The hurricane season officially started on June 1 and, as if to signal the change, the rains have blessed us this month. Though these showers have in no way alleviated the low water reservoirs around the island, they have at least resulted in much greener foliage than in earlier months. Still, we have to be prepared for any changes in weather patterns and any named storms that form in the latter portion of the season.
To that end, we have some critical questions: does Barbados need stricter laws when it comes to protecting the safety of the populace during natural disasters? Along with the declaration of an island-wide shutdown, do we need to enact a law to force citizens to take it seriously? Or maybe we need only to enforce more strictly, the laws already in place.
This concern emanates from the seemingly reckless and negligent behaviour displayed by some of the nation’s citizens during previous storms. For example, a few years ago during Tropical Storm Matthew, one individual took it upon himself to “drift” in a truck around the empty car park of a popular establishment, despite the warning of emergency services to stay indoors during the heavy winds and rain. The lawlessness did not stop there. Other drivers used the rainy weather and reduction of traffic on the roads to perform stunts around the Warrens Highway, causing immense danger not only to themselves but the other motorists on the road during this foolhardy demonstration. Surely there needs to be some sort of sanction for these displays of careless and foolish driving. Suppose they had lost control of the vehicles and crashed? Supposed the
recklessness had happened during a time that emergency services could not come out to their rescue?
As such, we must examine what is already on the law books to deter these rash individuals, because their actions are a direct violation of the order of the emergency services to Barbadians to remain safely inside of their homes until the all clear is given.

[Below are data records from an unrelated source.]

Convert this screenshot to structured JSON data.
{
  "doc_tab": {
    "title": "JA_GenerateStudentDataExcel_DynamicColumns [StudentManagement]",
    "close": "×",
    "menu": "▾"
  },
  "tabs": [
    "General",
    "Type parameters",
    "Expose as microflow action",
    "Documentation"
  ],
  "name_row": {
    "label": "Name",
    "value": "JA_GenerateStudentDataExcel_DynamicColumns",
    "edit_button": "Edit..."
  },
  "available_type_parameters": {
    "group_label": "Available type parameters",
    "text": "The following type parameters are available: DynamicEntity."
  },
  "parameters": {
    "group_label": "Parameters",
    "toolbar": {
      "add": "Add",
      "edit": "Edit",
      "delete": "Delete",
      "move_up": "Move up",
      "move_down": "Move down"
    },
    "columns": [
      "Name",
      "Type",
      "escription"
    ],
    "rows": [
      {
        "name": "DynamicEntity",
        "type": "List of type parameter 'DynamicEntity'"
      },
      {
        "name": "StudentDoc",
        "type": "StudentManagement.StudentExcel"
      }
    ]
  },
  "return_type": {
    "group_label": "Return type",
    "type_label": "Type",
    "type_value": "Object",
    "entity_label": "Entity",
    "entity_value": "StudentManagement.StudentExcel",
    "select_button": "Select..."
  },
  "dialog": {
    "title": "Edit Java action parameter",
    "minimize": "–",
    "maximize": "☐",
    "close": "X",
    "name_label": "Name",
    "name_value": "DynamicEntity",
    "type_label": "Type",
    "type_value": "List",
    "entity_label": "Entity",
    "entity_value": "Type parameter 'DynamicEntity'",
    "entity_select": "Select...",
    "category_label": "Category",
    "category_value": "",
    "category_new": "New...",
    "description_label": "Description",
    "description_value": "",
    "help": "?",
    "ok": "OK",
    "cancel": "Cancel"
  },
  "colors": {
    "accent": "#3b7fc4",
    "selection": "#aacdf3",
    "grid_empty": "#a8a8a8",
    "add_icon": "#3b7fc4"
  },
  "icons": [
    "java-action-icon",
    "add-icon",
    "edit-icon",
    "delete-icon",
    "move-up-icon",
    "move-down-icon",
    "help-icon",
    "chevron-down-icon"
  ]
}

The Offences Against the Person Act CAP 141, Section 19 states that “any person who unlawfully and maliciously or recklessly engages in conduct which places, or may place, another person in danger of death or serious bodily harm is guilty of an offence and is liable on conviction on indictment to imprisonment for life”. Furthermore, Section 24 notes that any person, having the charge of any carriage or vehicle who, by wanton or furious driving or racing or other wilful misconduct or by wilful neglect,
does or causes to be done any bodily harm to any person whatsoever, is guilty of an offence which is triable on indictment or summarily”.
We have seen enough viral videos on social media to realise that unlawful road behaviour is not exclusive to occasions when the country is shut down. Indeed, some public service vehicle and private vehicle drivers make a case, by their recklessness, for the law to be prosecuted to its highest extent. However, since we are in the season, we think it prudent that as public service announcements remind people of the actions they should take before, during and after a storm, that those PSAs also remind of the need to stay off the roads until the all clear is given. If they will not do it, then the law needs to step up and be enforced.